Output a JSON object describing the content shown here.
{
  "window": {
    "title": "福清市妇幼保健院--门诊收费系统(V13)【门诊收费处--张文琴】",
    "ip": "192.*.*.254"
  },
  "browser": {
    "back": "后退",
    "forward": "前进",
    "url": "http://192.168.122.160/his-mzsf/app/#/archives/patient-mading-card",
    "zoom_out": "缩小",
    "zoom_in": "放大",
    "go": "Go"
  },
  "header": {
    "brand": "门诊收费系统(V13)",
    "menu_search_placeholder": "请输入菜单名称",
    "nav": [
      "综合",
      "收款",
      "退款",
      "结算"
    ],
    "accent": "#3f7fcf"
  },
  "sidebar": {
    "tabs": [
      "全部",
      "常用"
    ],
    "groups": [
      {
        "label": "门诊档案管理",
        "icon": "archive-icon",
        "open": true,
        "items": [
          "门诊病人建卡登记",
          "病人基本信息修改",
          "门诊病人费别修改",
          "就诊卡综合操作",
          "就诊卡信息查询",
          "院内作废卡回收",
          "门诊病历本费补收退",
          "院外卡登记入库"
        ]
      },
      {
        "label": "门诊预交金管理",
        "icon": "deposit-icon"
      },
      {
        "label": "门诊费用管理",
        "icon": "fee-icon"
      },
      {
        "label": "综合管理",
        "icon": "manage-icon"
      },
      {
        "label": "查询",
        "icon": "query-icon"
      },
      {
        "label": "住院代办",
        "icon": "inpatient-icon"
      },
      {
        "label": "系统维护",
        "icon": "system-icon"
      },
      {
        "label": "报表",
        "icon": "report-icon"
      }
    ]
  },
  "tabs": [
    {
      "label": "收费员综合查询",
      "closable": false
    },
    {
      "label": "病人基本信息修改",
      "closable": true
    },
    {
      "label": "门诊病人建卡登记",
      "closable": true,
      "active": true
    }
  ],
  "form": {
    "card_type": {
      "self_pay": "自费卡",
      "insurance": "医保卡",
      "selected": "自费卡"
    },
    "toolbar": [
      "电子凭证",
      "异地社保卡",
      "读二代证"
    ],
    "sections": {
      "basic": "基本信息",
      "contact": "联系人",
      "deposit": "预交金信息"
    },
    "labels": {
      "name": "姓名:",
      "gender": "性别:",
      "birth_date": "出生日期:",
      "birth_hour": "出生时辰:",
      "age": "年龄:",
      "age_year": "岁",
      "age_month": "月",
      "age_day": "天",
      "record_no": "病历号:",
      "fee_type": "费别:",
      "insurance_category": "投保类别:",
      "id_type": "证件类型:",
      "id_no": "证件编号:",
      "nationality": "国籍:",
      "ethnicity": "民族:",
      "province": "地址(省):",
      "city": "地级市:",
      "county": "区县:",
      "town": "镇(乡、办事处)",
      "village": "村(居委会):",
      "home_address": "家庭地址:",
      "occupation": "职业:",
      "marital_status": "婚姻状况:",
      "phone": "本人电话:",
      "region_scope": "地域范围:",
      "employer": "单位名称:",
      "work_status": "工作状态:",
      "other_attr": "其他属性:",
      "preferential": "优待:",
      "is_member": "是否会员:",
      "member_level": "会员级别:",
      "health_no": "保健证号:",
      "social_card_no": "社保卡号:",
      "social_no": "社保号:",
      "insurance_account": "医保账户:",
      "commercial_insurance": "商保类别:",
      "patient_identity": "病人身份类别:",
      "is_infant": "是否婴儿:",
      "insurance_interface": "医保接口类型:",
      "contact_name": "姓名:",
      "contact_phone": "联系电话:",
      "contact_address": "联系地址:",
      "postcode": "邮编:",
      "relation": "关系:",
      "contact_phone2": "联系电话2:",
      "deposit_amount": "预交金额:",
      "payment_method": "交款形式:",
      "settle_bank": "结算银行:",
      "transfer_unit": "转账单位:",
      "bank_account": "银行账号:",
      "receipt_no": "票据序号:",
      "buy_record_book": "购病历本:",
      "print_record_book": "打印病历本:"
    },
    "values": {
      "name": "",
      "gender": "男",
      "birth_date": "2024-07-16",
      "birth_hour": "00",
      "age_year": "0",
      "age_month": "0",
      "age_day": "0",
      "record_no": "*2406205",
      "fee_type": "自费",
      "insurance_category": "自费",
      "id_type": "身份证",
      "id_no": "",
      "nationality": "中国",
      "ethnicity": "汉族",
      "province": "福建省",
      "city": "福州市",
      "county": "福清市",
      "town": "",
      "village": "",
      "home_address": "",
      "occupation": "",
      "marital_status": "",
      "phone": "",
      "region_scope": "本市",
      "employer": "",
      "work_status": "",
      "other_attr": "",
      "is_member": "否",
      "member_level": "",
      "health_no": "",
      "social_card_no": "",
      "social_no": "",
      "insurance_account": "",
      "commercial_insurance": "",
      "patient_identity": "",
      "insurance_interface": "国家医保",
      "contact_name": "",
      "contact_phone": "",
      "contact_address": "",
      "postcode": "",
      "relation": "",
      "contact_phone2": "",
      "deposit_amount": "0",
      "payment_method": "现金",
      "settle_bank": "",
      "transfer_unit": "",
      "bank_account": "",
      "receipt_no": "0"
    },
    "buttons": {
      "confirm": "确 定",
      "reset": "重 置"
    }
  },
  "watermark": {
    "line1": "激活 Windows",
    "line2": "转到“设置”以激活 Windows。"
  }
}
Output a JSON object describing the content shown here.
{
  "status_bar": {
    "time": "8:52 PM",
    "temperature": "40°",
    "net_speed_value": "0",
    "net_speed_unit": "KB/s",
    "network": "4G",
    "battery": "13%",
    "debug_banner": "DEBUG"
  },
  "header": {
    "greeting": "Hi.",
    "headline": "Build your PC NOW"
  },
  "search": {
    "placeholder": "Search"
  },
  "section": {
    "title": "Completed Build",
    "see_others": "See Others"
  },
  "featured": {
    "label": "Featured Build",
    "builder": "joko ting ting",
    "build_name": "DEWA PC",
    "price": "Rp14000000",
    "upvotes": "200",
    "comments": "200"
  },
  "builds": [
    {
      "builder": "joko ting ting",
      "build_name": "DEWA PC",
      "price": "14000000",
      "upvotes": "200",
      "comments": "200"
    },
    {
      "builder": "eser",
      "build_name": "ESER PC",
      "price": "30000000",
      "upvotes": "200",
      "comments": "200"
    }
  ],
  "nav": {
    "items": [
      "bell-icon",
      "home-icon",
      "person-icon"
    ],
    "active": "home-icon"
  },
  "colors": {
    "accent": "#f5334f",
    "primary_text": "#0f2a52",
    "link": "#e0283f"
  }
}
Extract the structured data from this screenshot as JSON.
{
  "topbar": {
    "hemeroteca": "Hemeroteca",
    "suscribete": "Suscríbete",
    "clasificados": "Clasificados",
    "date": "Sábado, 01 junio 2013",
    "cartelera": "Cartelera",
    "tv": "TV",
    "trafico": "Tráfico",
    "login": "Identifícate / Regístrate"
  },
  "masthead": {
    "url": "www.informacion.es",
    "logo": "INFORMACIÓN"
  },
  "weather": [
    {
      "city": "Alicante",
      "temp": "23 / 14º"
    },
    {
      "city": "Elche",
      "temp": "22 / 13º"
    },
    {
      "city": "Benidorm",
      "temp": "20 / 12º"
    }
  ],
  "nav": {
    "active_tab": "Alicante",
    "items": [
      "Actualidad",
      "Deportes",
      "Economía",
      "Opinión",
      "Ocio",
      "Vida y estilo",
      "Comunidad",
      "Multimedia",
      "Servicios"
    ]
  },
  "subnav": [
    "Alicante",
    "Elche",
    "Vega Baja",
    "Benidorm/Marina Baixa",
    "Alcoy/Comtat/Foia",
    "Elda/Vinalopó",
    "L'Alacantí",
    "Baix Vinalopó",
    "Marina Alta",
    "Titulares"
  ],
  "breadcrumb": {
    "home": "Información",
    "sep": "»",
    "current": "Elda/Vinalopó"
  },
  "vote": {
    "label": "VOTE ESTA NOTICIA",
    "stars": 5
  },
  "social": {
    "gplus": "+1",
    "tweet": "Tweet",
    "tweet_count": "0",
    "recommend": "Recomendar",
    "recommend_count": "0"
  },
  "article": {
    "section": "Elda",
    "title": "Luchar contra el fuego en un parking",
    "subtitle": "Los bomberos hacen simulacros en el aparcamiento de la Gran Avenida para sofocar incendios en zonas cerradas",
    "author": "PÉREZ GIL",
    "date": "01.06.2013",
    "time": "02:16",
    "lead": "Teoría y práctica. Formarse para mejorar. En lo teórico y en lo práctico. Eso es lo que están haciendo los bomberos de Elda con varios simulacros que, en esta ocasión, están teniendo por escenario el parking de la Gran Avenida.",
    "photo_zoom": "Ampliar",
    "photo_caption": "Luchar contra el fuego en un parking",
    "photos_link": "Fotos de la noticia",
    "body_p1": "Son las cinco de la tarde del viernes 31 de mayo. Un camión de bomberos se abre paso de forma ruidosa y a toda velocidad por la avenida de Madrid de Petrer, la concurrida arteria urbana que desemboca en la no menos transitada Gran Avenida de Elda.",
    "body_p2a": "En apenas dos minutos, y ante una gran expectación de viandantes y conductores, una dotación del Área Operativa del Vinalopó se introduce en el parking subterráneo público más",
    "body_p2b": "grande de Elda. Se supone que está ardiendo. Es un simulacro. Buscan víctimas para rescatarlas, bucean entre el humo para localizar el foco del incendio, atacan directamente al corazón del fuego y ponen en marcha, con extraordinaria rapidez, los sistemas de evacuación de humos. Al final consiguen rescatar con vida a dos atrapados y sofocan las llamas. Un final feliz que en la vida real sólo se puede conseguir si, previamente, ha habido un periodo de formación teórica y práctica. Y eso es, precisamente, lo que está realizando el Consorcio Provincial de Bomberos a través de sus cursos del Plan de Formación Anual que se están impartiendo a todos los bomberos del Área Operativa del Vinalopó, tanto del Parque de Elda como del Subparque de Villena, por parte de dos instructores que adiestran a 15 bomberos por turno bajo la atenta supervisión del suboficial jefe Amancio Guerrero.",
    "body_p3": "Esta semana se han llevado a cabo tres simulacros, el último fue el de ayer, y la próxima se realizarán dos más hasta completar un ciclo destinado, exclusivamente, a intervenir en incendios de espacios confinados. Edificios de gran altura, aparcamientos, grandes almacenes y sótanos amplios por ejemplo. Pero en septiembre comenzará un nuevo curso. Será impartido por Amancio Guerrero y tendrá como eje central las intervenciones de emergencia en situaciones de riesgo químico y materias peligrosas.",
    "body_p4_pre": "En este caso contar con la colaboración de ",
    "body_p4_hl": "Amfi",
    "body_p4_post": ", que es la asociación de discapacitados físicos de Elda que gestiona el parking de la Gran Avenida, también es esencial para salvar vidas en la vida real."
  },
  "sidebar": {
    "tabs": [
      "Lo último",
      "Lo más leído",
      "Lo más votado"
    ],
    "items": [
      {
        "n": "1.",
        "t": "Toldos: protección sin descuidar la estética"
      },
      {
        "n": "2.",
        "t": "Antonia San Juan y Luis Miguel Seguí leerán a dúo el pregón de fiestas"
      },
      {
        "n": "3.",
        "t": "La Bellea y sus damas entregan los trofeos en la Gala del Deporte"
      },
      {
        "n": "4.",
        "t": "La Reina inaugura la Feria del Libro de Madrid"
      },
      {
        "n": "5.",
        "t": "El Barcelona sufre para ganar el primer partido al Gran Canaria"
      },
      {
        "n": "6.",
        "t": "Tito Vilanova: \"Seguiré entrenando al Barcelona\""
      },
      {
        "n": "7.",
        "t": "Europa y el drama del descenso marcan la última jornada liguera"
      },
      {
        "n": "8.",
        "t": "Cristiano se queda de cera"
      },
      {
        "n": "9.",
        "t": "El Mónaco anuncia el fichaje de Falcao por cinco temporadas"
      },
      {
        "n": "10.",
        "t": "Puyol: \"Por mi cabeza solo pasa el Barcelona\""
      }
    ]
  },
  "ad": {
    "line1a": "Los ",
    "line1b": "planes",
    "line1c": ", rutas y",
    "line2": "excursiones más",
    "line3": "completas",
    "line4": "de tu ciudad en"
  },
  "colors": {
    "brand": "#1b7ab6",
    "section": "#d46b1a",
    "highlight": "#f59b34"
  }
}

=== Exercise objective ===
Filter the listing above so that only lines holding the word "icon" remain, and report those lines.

=== Output of the task ===
        "icon": "archive-icon",
        "icon": "deposit-icon"
        "icon": "fee-icon"
        "icon": "manage-icon"
        "icon": "query-icon"
        "icon": "inpatient-icon"
        "icon": "system-icon"
        "icon": "report-icon"
      "bell-icon",
      "home-icon",
      "person-icon"
    "active": "home-icon"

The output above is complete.